Tuesday, June 15, 2010
Sweet and Sour Quilt Finished
I finished Sweet and Sour on Sunday night. On Monday I gave the quilt to soon-to-be-retired co-worker Greg A., who is known for singing Happy Birthday very badly on purpose. He is accompanied by fellow co-worker and violinist Ramin T., who plays a verse on the violin the right way. Then Greg joins him singly loudly and off-key. The duo is known as Sweet (Ramin) and Sour (Greg). People love to be serenaded.
Sweet and Sour Quilt 60" x 75"
Mostly from stash
Birthday Card found at grocery store
The card reminded me of Greg, and was the inspiration for the quilt.
I transferred the image from the birthday card to an inkjet fabric sheet, then worked it into the quilt. I included fabric featuring oranges (sweet) and lemons (sour). Also included is a tropical jungle print, referring to the Hawaiian shirts that Greg wears often. The quilt pattern looks more difficult than it really is (please see previous posts for the process).
A bit of trivia: Several years ago a group of quilters and I made a quilt for Greg's wife Lillian as she was going through a serious illness. Now they both have a quilt.
The rest of this post shows details from quilt top to finished quilt.
Usually do a pillowcase finish when I tie. Trying a traditional quilt sandwich, tie, then bind. Hairclips hold layers together.
By the way, I lay out quilts on my bed. Years ago I moved into a small apartment and had no room on the floor to lay out a throw-sized quilt. The top of my mattress worked well. I use a fitted plastic mattress cover from Wal-Mart ($5), which makes it easy to move the quilt around--no drag from fabric against fabric.
Hairclips all the way around the edges of the quilt. Could use pins, but why stick myself?
Quilt ready for tying. I like to start tying in the center.
DMC embroidery floss--had these on hand
I like to use floss that coordinates with the fabric, usually several colors per quilt. If I don't have what I need in my floss stash, I take samples of fabric or the whole quilt top with me to the craft store.
My best tools for tying--curved needle and needle threader.
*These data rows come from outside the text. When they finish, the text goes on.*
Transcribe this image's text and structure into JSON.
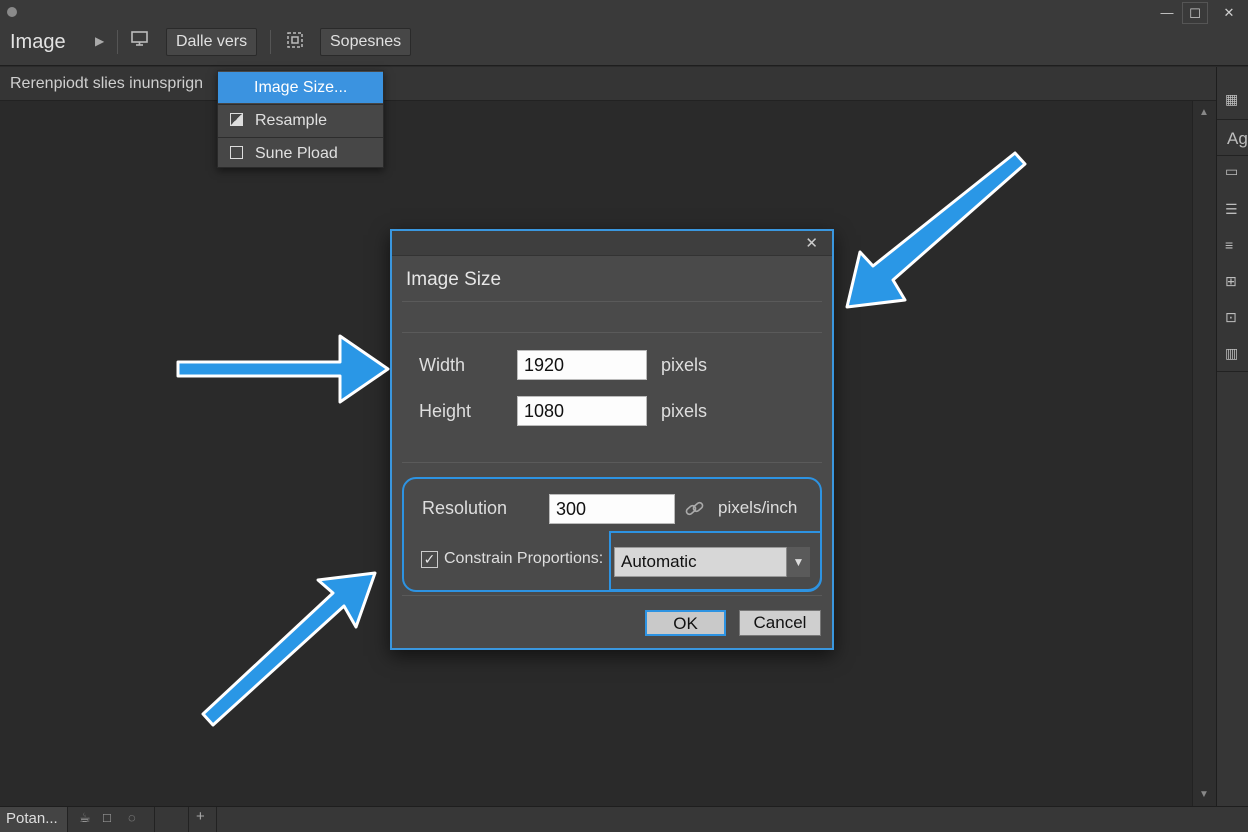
{
  "topbar": {
    "app_title": "Image",
    "button1_label": "Dalle vers",
    "button2_label": "Sopesnes",
    "win_controls": [
      "—",
      "☐",
      "✕"
    ]
  },
  "subbar": {
    "text": "Rerenpiodt slies inunsprign"
  },
  "menu": {
    "items": [
      {
        "label": "Image Size...",
        "active": true
      },
      {
        "label": "Resample"
      },
      {
        "label": "Sune Pload"
      }
    ]
  },
  "right_panel": {
    "label": "Ag"
  },
  "bottombar": {
    "tab_label": "Potan..."
  },
  "dialog": {
    "title": "Image Size",
    "close": "✕",
    "width_label": "Width",
    "width_value": "1920",
    "width_unit": "pixels",
    "height_label": "Height",
    "height_value": "1080",
    "height_unit": "pixels",
    "resolution_label": "Resolution",
    "resolution_value": "300",
    "resolution_unit": "pixels/inch",
    "constrain_label": "Constrain Proportions:",
    "constrain_checked": true,
    "resample_selected": "Automatic",
    "ok_label": "OK",
    "cancel_label": "Cancel"
  },
  "colors": {
    "accent": "#2d93e2",
    "menu_highlight": "#3b93e0",
    "background": "#2b2b2b",
    "dialog": "#4a4a4a"
  }
}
Found in needlework section of craft stores.
Needle threader through the eye of the curved needle, then loop the full 6 strands of floss through the threader. Pull the threader to draw the floss through the needle's eye.
Ready to go
2.5" - 3" tails
Surgeon's knot: loop twice, pull; loop twice again, pull.
Trim tails to about 1".
Trimmings. I use a paper like this to collect the trimmings. I dump the trimmings in the trash as each row is finished.
I usually string a whole row in one color before I cut the tails.
When I get to the end of a row, I cut tails, pulling thread as I make my way across the row. There isn't much thread wasted, and I only have to thread the needle once per color per row; I tie knots for that color before moving on to another color.
A section of the first row with ties
Trimmings from the first row...into the trash
Once all the knots were tied, I attached the binding, one side at a time. I haven't decided whether I prefer the pillowcase or binding method with tying. Certainly with the binding, it's a nicer finish. I'll give it another try sometime and see what I think.
Another WIP finish. Enjoy retirement, Greg! We'll miss your singing.